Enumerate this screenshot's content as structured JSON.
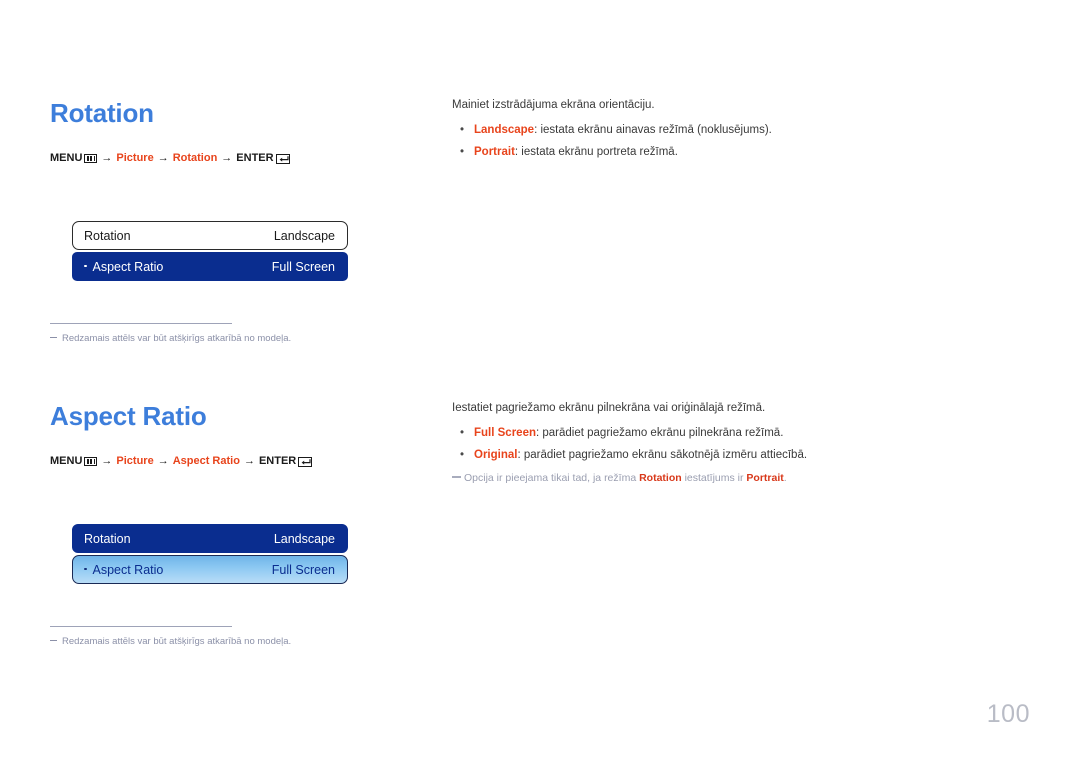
{
  "page": {
    "number": "100"
  },
  "sections": [
    {
      "id": "rotation",
      "title": "Rotation",
      "breadcrumb": {
        "menu_label": "MENU",
        "menu_icon": "menu-bars-icon",
        "arrow": "→",
        "step1": "Picture",
        "step2": "Rotation",
        "enter_label": "ENTER",
        "enter_icon": "enter-return-icon"
      },
      "osd": {
        "rows": [
          {
            "label": "Rotation",
            "value": "Landscape",
            "style": "plain",
            "bullet": false
          },
          {
            "label": "Aspect Ratio",
            "value": "Full Screen",
            "style": "navy",
            "bullet": true
          }
        ]
      },
      "footnote": "Redzamais attēls var būt atšķirīgs atkarībā no modeļa.",
      "intro": "Mainiet izstrādājuma ekrāna orientāciju.",
      "bullets": [
        {
          "term": "Landscape",
          "rest": ": iestata ekrānu ainavas režīmā (noklusējums)."
        },
        {
          "term": "Portrait",
          "rest": ": iestata ekrānu portreta režīmā."
        }
      ],
      "note": null
    },
    {
      "id": "aspect-ratio",
      "title": "Aspect Ratio",
      "breadcrumb": {
        "menu_label": "MENU",
        "menu_icon": "menu-bars-icon",
        "arrow": "→",
        "step1": "Picture",
        "step2": "Aspect Ratio",
        "enter_label": "ENTER",
        "enter_icon": "enter-return-icon"
      },
      "osd": {
        "rows": [
          {
            "label": "Rotation",
            "value": "Landscape",
            "style": "navy",
            "bullet": false
          },
          {
            "label": "Aspect Ratio",
            "value": "Full Screen",
            "style": "sel",
            "bullet": true
          }
        ]
      },
      "footnote": "Redzamais attēls var būt atšķirīgs atkarībā no modeļa.",
      "intro": "Iestatiet pagriežamo ekrānu pilnekrāna vai oriģinālajā režīmā.",
      "bullets": [
        {
          "term": "Full Screen",
          "rest": ": parādiet pagriežamo ekrānu pilnekrāna režīmā."
        },
        {
          "term": "Original",
          "rest": ": parādiet pagriežamo ekrānu sākotnējā izmēru attiecībā."
        }
      ],
      "note": {
        "pre": "Opcija ir pieejama tikai tad, ja režīma ",
        "term1": "Rotation",
        "mid": " iestatījums ir ",
        "term2": "Portrait",
        "post": "."
      }
    }
  ],
  "glyphs": {
    "bullet_dot": "•"
  }
}
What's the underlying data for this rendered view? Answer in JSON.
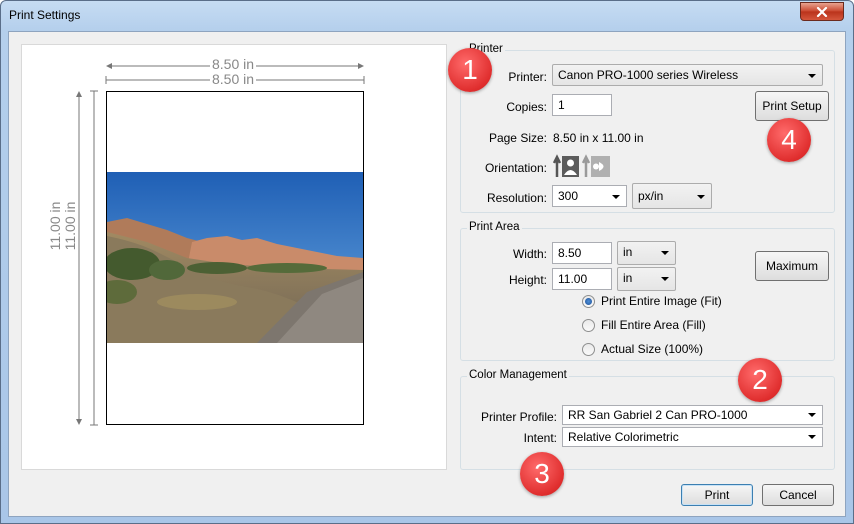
{
  "window": {
    "title": "Print Settings"
  },
  "preview": {
    "width_label": "8.50 in",
    "width_label_2": "8.50 in",
    "height_label": "11.00 in",
    "height_label_2": "11.00 in"
  },
  "printer_group": {
    "label": "Printer",
    "printer_label": "Printer:",
    "printer_value": "Canon PRO-1000 series Wireless",
    "copies_label": "Copies:",
    "copies_value": "1",
    "page_size_label": "Page Size:",
    "page_size_value": "8.50 in x 11.00 in",
    "orientation_label": "Orientation:",
    "resolution_label": "Resolution:",
    "resolution_value": "300",
    "resolution_unit": "px/in",
    "print_setup_button": "Print Setup"
  },
  "print_area": {
    "label": "Print Area",
    "width_label": "Width:",
    "width_value": "8.50",
    "width_unit": "in",
    "height_label": "Height:",
    "height_value": "11.00",
    "height_unit": "in",
    "maximum_button": "Maximum",
    "options": [
      "Print Entire Image (Fit)",
      "Fill Entire Area (Fill)",
      "Actual Size (100%)"
    ],
    "selected": 0
  },
  "color_management": {
    "label": "Color Management",
    "profile_label": "Printer Profile:",
    "profile_value": "RR San Gabriel 2 Can PRO-1000",
    "intent_label": "Intent:",
    "intent_value": "Relative Colorimetric"
  },
  "buttons": {
    "print": "Print",
    "cancel": "Cancel"
  },
  "badges": [
    "1",
    "2",
    "3",
    "4"
  ],
  "colors": {
    "badge": "#e02e2e",
    "title_bar": "#b4cfec"
  }
}
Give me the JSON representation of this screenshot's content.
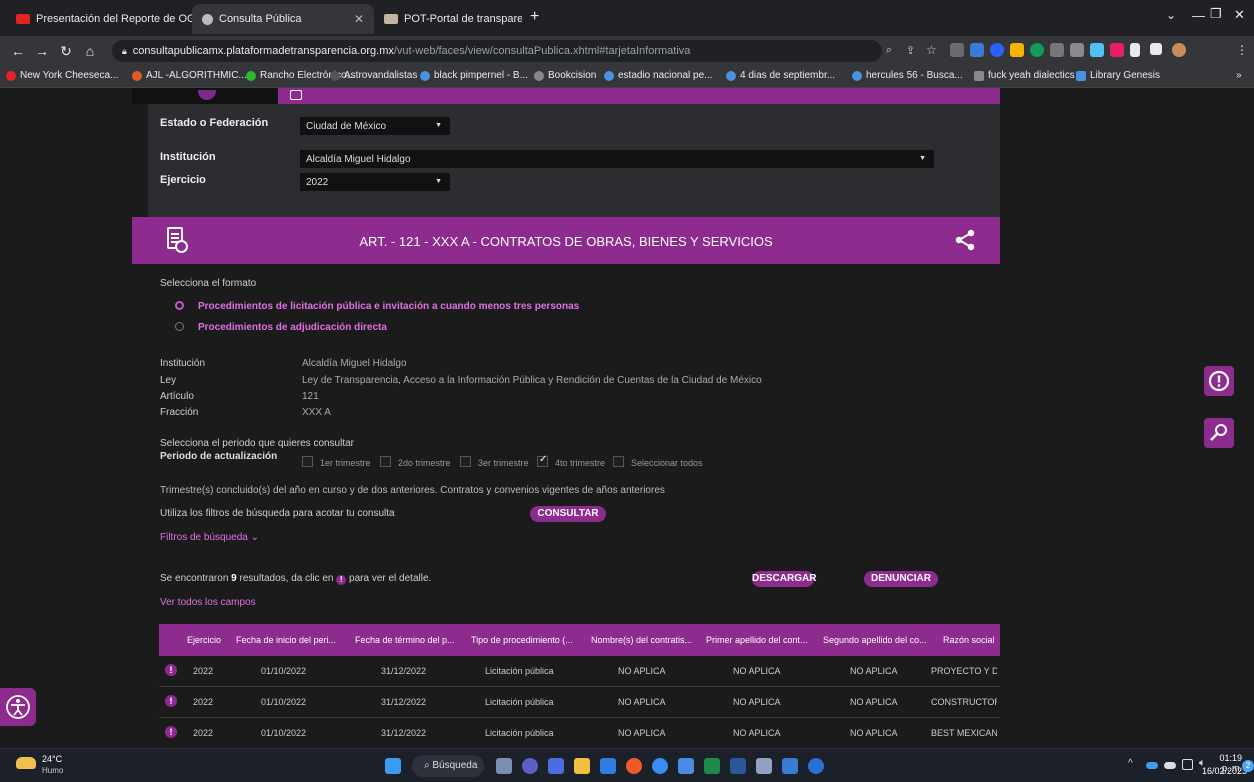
{
  "browser": {
    "tabs": [
      {
        "title": "Presentación del Reporte de OGI",
        "favicon_color": "#e02424",
        "active": false
      },
      {
        "title": "Consulta Pública",
        "favicon_color": "#bbbbbb",
        "active": true
      },
      {
        "title": "POT-Portal de transparencia",
        "favicon_color": "#c4b5a0",
        "active": false
      }
    ],
    "new_tab_symbol": "+",
    "url_domain": "consultapublicamx.plataformadetransparencia.org.mx",
    "url_path": "/vut-web/faces/view/consultaPublica.xhtml#tarjetaInformativa",
    "bookmarks": [
      {
        "label": "New York Cheeseca...",
        "color": "#e02424"
      },
      {
        "label": "AJL -ALGORITHMIC...",
        "color": "#e05a24"
      },
      {
        "label": "Rancho Electrónico...",
        "color": "#2eb82e"
      },
      {
        "label": "Astrovandalistas",
        "color": "#555555"
      },
      {
        "label": "black pimpernel - B...",
        "color": "#4a90e2"
      },
      {
        "label": "Bookcision",
        "color": "#888888"
      },
      {
        "label": "estadio nacional pe...",
        "color": "#4a90e2"
      },
      {
        "label": "4 dias de septiembr...",
        "color": "#4a90e2"
      },
      {
        "label": "hercules 56 - Busca...",
        "color": "#4a90e2"
      },
      {
        "label": "fuck yeah dialectics",
        "color": "#888888"
      },
      {
        "label": "Library Genesis",
        "color": "#4a90e2"
      }
    ],
    "bookmarks_more": "»"
  },
  "filters": {
    "estado_label": "Estado o Federación",
    "estado_value": "Ciudad de México",
    "institucion_label": "Institución",
    "institucion_value": "Alcaldía Miguel Hidalgo",
    "ejercicio_label": "Ejercicio",
    "ejercicio_value": "2022"
  },
  "article": {
    "title": "ART. - 121 - XXX A - CONTRATOS DE OBRAS, BIENES Y SERVICIOS"
  },
  "format": {
    "prompt": "Selecciona el formato",
    "options": [
      {
        "label": "Procedimientos de licitación pública e invitación a cuando menos tres personas",
        "selected": true
      },
      {
        "label": "Procedimientos de adjudicación directa",
        "selected": false
      }
    ]
  },
  "info": {
    "institucion_label": "Institución",
    "institucion_value": "Alcaldía Miguel Hidalgo",
    "ley_label": "Ley",
    "ley_value": "Ley de Transparencia, Acceso a la Información Pública y Rendición de Cuentas de la Ciudad de México",
    "articulo_label": "Artículo",
    "articulo_value": "121",
    "fraccion_label": "Fracción",
    "fraccion_value": "XXX A"
  },
  "period": {
    "prompt": "Selecciona el periodo que quieres consultar",
    "label": "Periodo de actualización",
    "options": [
      {
        "label": "1er trimestre",
        "checked": false
      },
      {
        "label": "2do trimestre",
        "checked": false
      },
      {
        "label": "3er trimestre",
        "checked": false
      },
      {
        "label": "4to trimestre",
        "checked": true
      },
      {
        "label": "Seleccionar todos",
        "checked": false
      }
    ],
    "note": "Trimestre(s) concluido(s) del año en curso y de dos anteriores. Contratos y convenios vigentes de años anteriores"
  },
  "search": {
    "hint": "Utiliza los filtros de búsqueda para acotar tu consulta",
    "consult_button": "CONSULTAR",
    "filters_toggle": "Filtros de búsqueda ⌄"
  },
  "results": {
    "prefix": "Se encontraron",
    "count": "9",
    "suffix_1": "resultados, da clic en",
    "suffix_2": "para ver el detalle.",
    "download_button": "DESCARGAR",
    "report_button": "DENUNCIAR",
    "all_fields_link": "Ver todos los campos"
  },
  "table": {
    "headers": [
      "Ejercicio",
      "Fecha de inicio del peri...",
      "Fecha de término del p...",
      "Tipo de procedimiento (...",
      "Nombre(s) del contratis...",
      "Primer apellido del cont...",
      "Segundo apellido del co...",
      "Razón social"
    ],
    "rows": [
      [
        "2022",
        "01/10/2022",
        "31/12/2022",
        "Licitación pública",
        "NO APLICA",
        "NO APLICA",
        "NO APLICA",
        "PROYECTO Y DE"
      ],
      [
        "2022",
        "01/10/2022",
        "31/12/2022",
        "Licitación pública",
        "NO APLICA",
        "NO APLICA",
        "NO APLICA",
        "CONSTRUCTORA"
      ],
      [
        "2022",
        "01/10/2022",
        "31/12/2022",
        "Licitación pública",
        "NO APLICA",
        "NO APLICA",
        "NO APLICA",
        "BEST MEXICAN"
      ]
    ]
  },
  "taskbar": {
    "temperature": "24°C",
    "weather": "Humo",
    "search_label": "Búsqueda",
    "time": "01:19 p. m.",
    "date": "16/02/2023",
    "notification_count": "2"
  }
}
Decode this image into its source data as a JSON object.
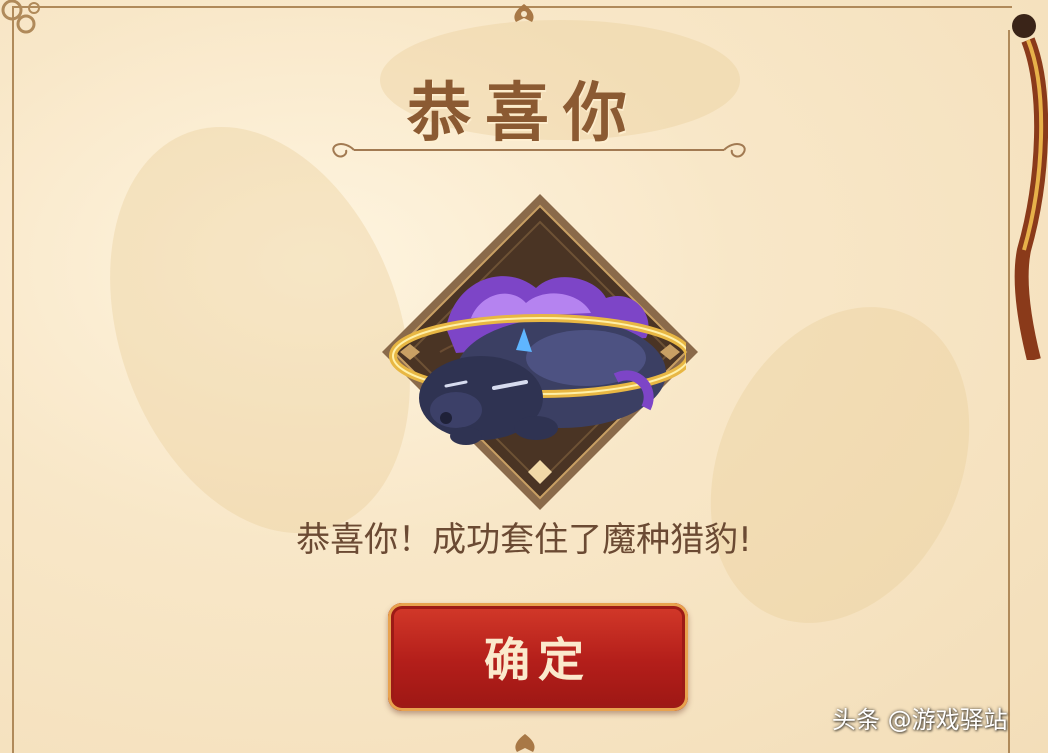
{
  "dialog": {
    "title": "恭喜你",
    "message": "恭喜你！成功套住了魔种猎豹!",
    "confirm_label": "确定"
  },
  "reward": {
    "creature_icon": "sleeping-purple-leopard-icon"
  },
  "watermark": {
    "text": "头条 @游戏驿站"
  },
  "colors": {
    "title": "#8b5a32",
    "message": "#6b4a33",
    "button": "#b31e1a",
    "button_text": "#fbe9cc",
    "frame": "#b08a5a",
    "panel": "#f6e6c8"
  }
}
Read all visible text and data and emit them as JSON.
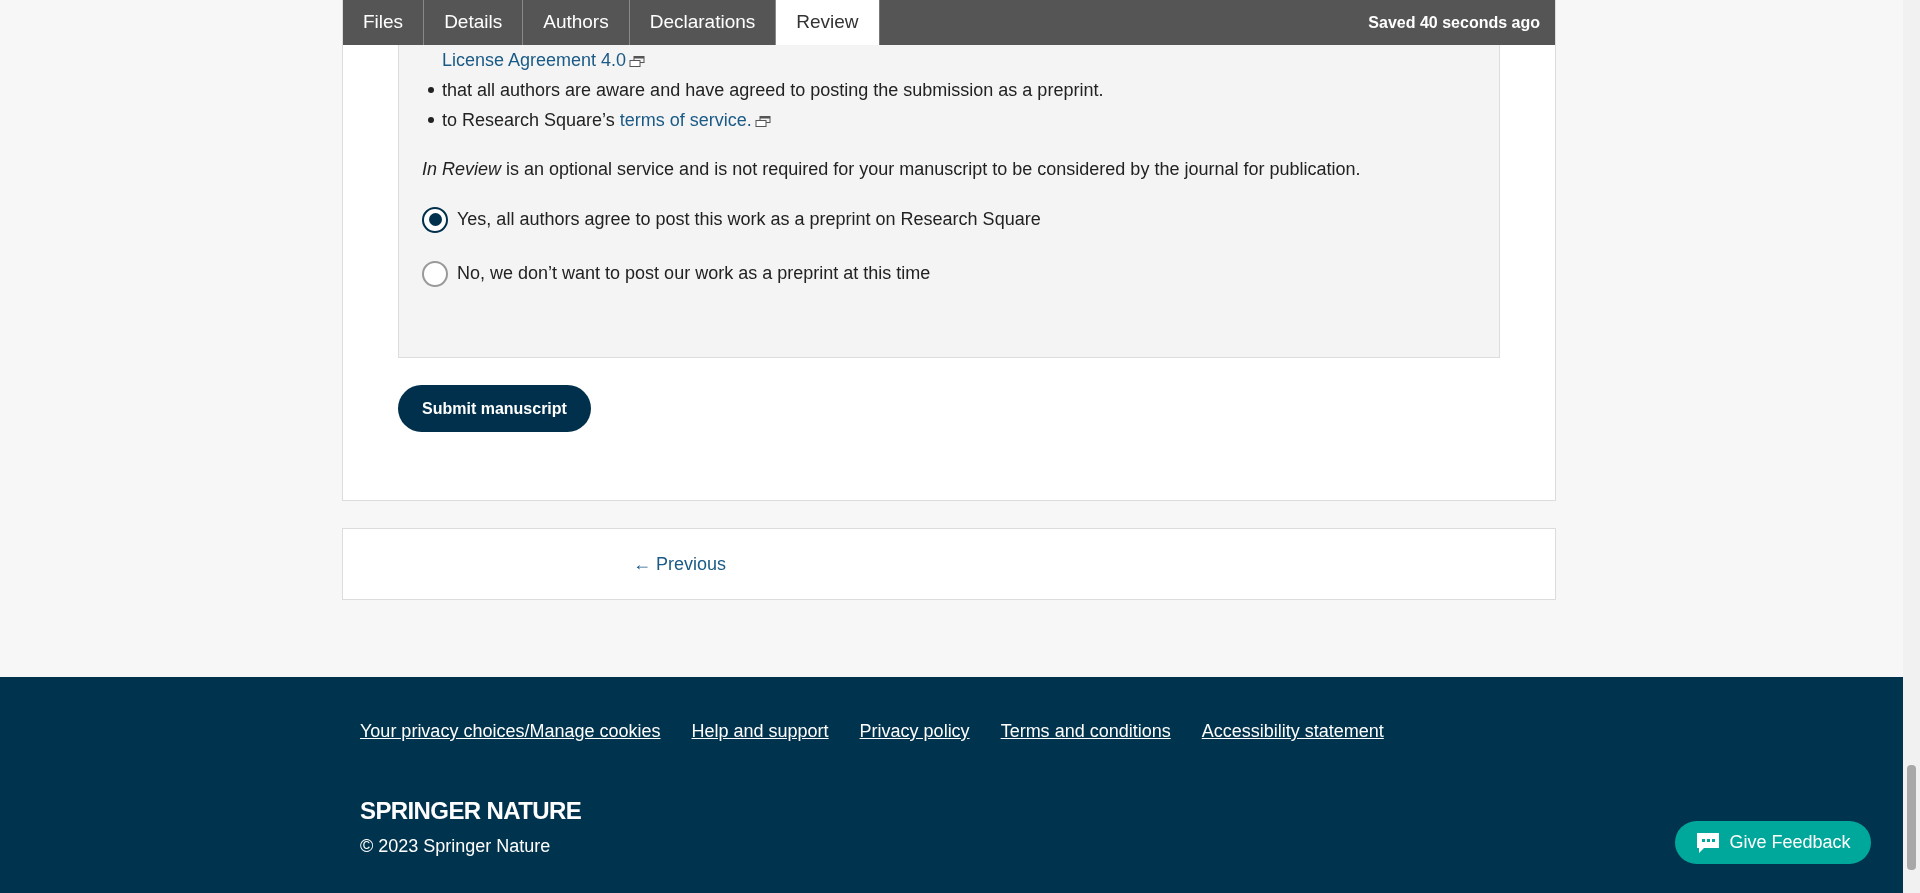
{
  "tabs": [
    {
      "label": "Files",
      "selected": false
    },
    {
      "label": "Details",
      "selected": false
    },
    {
      "label": "Authors",
      "selected": false
    },
    {
      "label": "Declarations",
      "selected": false
    },
    {
      "label": "Review",
      "selected": true
    }
  ],
  "save_status": "Saved 40 seconds ago",
  "agreement_items": [
    {
      "kind": "continuation",
      "link": "License Agreement 4.0"
    },
    {
      "kind": "bullet",
      "text": "that all authors are aware and have agreed to posting the submission as a preprint."
    },
    {
      "kind": "bullet",
      "text": "to Research Square’s ",
      "link": "terms of service."
    }
  ],
  "note": "*In Review* is an optional service and is not required for your manuscript to be considered by the journal for publication.",
  "options": [
    {
      "label": "Yes, all authors agree to post this work as a preprint on Research Square",
      "selected": true
    },
    {
      "label": "No, we don’t want to post our work as a preprint at this time",
      "selected": false
    }
  ],
  "submit_button": "Submit manuscript",
  "previous_link": "← Previous",
  "footer": {
    "links": [
      "Your privacy choices/Manage cookies",
      "Help and support",
      "Privacy policy",
      "Terms and conditions",
      "Accessibility statement"
    ],
    "logo": "SPRINGER NATURE",
    "copyright": "© 2023 Springer Nature"
  },
  "feedback_button": "Give Feedback"
}
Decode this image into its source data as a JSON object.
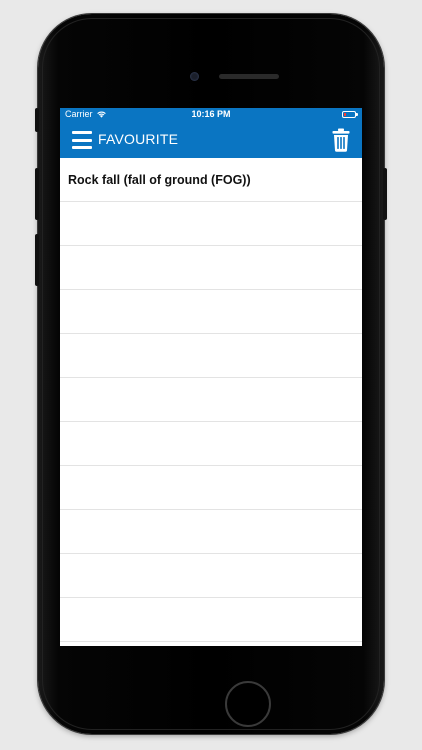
{
  "status_bar": {
    "carrier": "Carrier",
    "time": "10:16 PM",
    "battery_color": "#ff3b30"
  },
  "nav": {
    "title": "FAVOURITE",
    "menu_icon": "hamburger-menu-icon",
    "trash_icon": "trash-icon",
    "bg_color": "#0a75c2"
  },
  "favourites": [
    {
      "title": "Rock fall (fall of ground (FOG))"
    },
    {
      "title": ""
    },
    {
      "title": ""
    },
    {
      "title": ""
    },
    {
      "title": ""
    },
    {
      "title": ""
    },
    {
      "title": ""
    },
    {
      "title": ""
    },
    {
      "title": ""
    },
    {
      "title": ""
    },
    {
      "title": ""
    },
    {
      "title": ""
    }
  ]
}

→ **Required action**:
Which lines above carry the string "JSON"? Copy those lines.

→ **Response to the exercise**:
Enumerate this screenshot's content as structured JSON.
What's the underlying data for this rendered view? Answer in JSON.
Give me the JSON representation of this screenshot's content.
Decode this image into its source data as a JSON object.
Read all visible text and data and emit them as JSON.
Decode this image into its source data as a JSON object.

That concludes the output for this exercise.